Preventing Holiday Heart Issues

Health Professional

Good food, laughter, and quality time with family. A picture perfect holiday season, right? Well, that is Hollywood’s version anyway. Holidays tend to spike stress levels for many.

Finding just the right gift. Preparing for company. Long hours cooking. Then hours of clean up. Late nights socializing. Long days on the road. Hazardous travel conditions.

Holiday activities trigger a spike in cardiovascular events, such as heart attacks. There is about a 5 percent increase in heart-related deaths during this season according to a 2004 study published in Circulation.

Take steps this holiday season to counteract the extra stress you know is ahead.

  1. Plan ahead. Schedule time to shop, prepare food, and visit friends and family to avoid last-minute scrambling. Don’t over-schedule yourself.
  2. Set realistic expectations. Holidays do not have to be perfect and traditions do not have to be maintained exactly. As families change, it is okay if traditions shift.
  3. Budget. Before you shop, decide how much you can afford to spend on gifts and food.
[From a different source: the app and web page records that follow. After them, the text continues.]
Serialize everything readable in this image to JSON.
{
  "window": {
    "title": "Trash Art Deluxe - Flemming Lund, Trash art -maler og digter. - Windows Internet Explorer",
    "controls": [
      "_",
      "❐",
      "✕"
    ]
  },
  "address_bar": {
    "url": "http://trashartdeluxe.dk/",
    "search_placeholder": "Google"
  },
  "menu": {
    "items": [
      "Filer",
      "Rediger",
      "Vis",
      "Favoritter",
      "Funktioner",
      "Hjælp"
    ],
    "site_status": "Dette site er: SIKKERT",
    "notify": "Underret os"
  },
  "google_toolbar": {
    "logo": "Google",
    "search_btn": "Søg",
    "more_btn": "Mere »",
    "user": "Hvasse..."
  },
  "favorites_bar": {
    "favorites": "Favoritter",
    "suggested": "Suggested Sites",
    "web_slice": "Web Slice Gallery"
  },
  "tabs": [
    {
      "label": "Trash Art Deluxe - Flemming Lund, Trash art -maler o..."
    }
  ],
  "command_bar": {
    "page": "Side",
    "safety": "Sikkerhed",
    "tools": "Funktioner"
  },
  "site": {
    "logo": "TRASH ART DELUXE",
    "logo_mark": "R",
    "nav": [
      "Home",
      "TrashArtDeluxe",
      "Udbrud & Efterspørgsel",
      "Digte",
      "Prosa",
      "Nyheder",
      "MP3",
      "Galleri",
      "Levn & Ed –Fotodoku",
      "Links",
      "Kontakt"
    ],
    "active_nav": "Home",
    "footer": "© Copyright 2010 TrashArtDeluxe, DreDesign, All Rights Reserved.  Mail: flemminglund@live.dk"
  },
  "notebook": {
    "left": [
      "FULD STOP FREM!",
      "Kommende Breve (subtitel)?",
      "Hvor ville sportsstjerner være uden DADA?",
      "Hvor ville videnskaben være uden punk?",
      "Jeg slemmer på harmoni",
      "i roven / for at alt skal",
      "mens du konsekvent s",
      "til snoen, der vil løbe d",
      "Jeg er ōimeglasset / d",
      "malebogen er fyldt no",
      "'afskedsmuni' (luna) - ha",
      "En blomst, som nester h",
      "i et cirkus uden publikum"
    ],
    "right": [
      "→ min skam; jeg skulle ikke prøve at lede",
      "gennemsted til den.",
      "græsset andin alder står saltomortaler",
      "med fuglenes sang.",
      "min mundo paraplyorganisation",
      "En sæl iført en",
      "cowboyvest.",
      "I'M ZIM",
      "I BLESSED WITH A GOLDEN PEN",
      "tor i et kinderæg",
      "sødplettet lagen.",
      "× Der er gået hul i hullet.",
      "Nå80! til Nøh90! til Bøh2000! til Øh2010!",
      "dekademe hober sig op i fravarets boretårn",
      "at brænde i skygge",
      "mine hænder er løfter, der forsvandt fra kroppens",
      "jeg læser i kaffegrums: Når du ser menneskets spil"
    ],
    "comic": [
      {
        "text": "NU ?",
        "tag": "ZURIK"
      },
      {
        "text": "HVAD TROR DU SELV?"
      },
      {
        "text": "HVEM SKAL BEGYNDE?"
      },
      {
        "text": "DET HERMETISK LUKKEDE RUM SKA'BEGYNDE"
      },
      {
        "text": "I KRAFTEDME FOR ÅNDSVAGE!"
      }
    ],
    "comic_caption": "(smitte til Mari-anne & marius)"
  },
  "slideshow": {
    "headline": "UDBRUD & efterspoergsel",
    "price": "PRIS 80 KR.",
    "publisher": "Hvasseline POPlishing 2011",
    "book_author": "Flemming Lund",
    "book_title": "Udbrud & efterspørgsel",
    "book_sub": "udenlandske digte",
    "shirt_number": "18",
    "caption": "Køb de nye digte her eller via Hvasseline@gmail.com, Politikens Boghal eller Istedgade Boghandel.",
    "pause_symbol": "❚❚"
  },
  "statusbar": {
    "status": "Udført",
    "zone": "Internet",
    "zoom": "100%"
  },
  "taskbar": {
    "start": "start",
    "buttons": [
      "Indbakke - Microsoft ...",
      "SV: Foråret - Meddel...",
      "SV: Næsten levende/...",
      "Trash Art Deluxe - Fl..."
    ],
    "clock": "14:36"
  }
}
Stick to your budget. As the saying goes…money does not buy happiness.
  4. Avoid known stressors. It’s the holidays and I hate to imply you should avoid family, but as we all know you don’t get to pick your family. There is likely one family member who causes you extra stress. Be prepared. Agree to set aside differences. Avoid conversations or situations that will lead to disagreements.
  5. Maintain healthy habits. Just because it’s the holidays, does not mean you have a green light to gorge and sit on the couch all day. Plan when you’ll fit in some activity, how to get needed sleep, and what foods you will indulge in and what you will refrain from.
  6. Make time for you. A 10-15 minute period of peace and quiet will go a long ways towards feeling refreshed and reducing stress.
  7. Avoid excess alcohol. Binge drinking can lead to atrial fibrillation. Don’t go overboard.
  8. Take action if you need help. Sadness and grief may surround the holidays, especially if it is a “first” without a loved one OR if you cannot be with your family this holiday. Reach out to others for the support you need. Seek professional help when warranted.
  9. Don’t put off appointments. Don’t let holiday travels lead to cancelled appointments or delayed medical treatment. Your health comes first. If something doesn’t feel right, contact your doctor now, not later.

Also, if you are not the one hosting the holiday festivities, plan what you can do to pitch in and help the one who is.

I’m not sharing this so you dread the holidays. I’m sharing because if you have high cholesterol or high blood pressure you are already at increased risk for heart-related events. Be aware the holidays can further increase your risk and take counter steps to maintain your health.